407 U.S. 163 (1972)

  • Irvis went to a bar at Moose Lodge, but they refused to serve him because he was black. He sued claiming that his 14th Amendment right to equal protection had been violated.
    • Moose Lodge argued that the on the Equal Protection Clause of the 14th Amendment, which only applies for governmental actions (aka the State Action Doctrine), and they were a private entity.
    • Irvis argued that since Pennsylvania had issued a liquor license to Moose Lodge, the State was ‘entangled’ in the business and so constitutional protections should apply (aka the Entanglement Exception).
      • See Burton v. Wilmington Parking Authority (365 U.S. 715 (1961)).
  • The US Supreme Court found for Moose Lodge.
    • The Court found that the regulatory scheme enforced by Pennsylvania did not sufficiently implicate the State in the discriminatory policies of Moose Lodge to make the discrimination “State action” within the scope of the 14th Amendment.

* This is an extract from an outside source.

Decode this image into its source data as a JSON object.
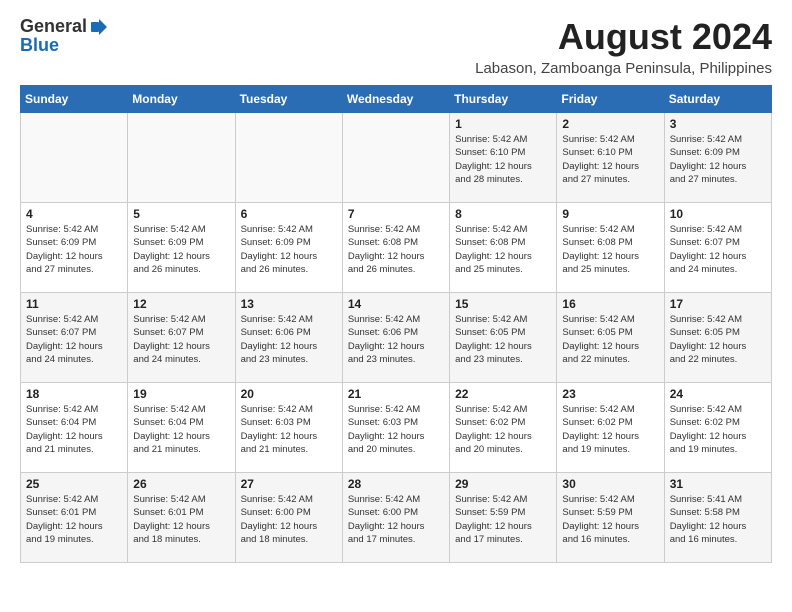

      • Pennsylvania had no part in establishing or enforcing the membership policies of Moose Lodge.
      • This case was distinguished from Burton, because in Burton, the government owned the building and was leasing the retail space to the racists. Here, the Moose Lodge was in a privately owned building.

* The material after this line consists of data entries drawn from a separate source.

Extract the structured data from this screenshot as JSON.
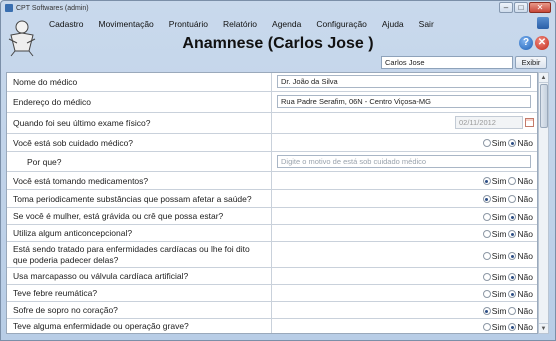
{
  "window": {
    "title": "CPT Softwares (admin)"
  },
  "menu": [
    "Cadastro",
    "Movimentação",
    "Prontuário",
    "Relatório",
    "Agenda",
    "Configuração",
    "Ajuda",
    "Sair"
  ],
  "header": {
    "title": "Anamnese (Carlos Jose )"
  },
  "search": {
    "value": "Carlos Jose",
    "button": "Exibir"
  },
  "options": {
    "yes": "Sim",
    "no": "Não"
  },
  "form": {
    "doctor_name_label": "Nome do médico",
    "doctor_name_value": "Dr. João da Silva",
    "doctor_address_label": "Endereço do médico",
    "doctor_address_value": "Rua Padre Serafim, 06N - Centro   Viçosa-MG",
    "last_exam_label": "Quando foi seu último exame físico?",
    "last_exam_value": "02/11/2012",
    "why_label": "Por que?",
    "why_placeholder": "Digite o motivo de está sob cuidado médico"
  },
  "questions": [
    {
      "text": "Você está sob cuidado médico?",
      "answer": "Não"
    },
    {
      "text": "Você está tomando medicamentos?",
      "answer": "Sim"
    },
    {
      "text": "Toma periodicamente substâncias que possam afetar a saúde?",
      "answer": "Sim"
    },
    {
      "text": "Se você é mulher, está grávida ou crê que possa estar?",
      "answer": "Não"
    },
    {
      "text": "Utiliza algum anticoncepcional?",
      "answer": "Não"
    },
    {
      "text": "Está sendo tratado para enfermidades cardíacas ou lhe foi dito que poderia padecer delas?",
      "answer": "Não"
    },
    {
      "text": "Usa marcapasso ou válvula cardíaca artificial?",
      "answer": "Não"
    },
    {
      "text": "Teve febre reumática?",
      "answer": "Não"
    },
    {
      "text": "Sofre de sopro no coração?",
      "answer": "Sim"
    },
    {
      "text": "Teve alguma enfermidade ou operação grave?",
      "answer": "Não"
    }
  ]
}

  • In a dissent it was argued that Pennsylvania only issues a set number of liquor licenses, and already pervasively regulates the industry. They had the power to enforce the Equal Protection Clause if they wanted to, and by not doing it, the State was actively discriminating against minorities who wanted to get drunk because they were effectively barring new, non-discriminating bars from opening.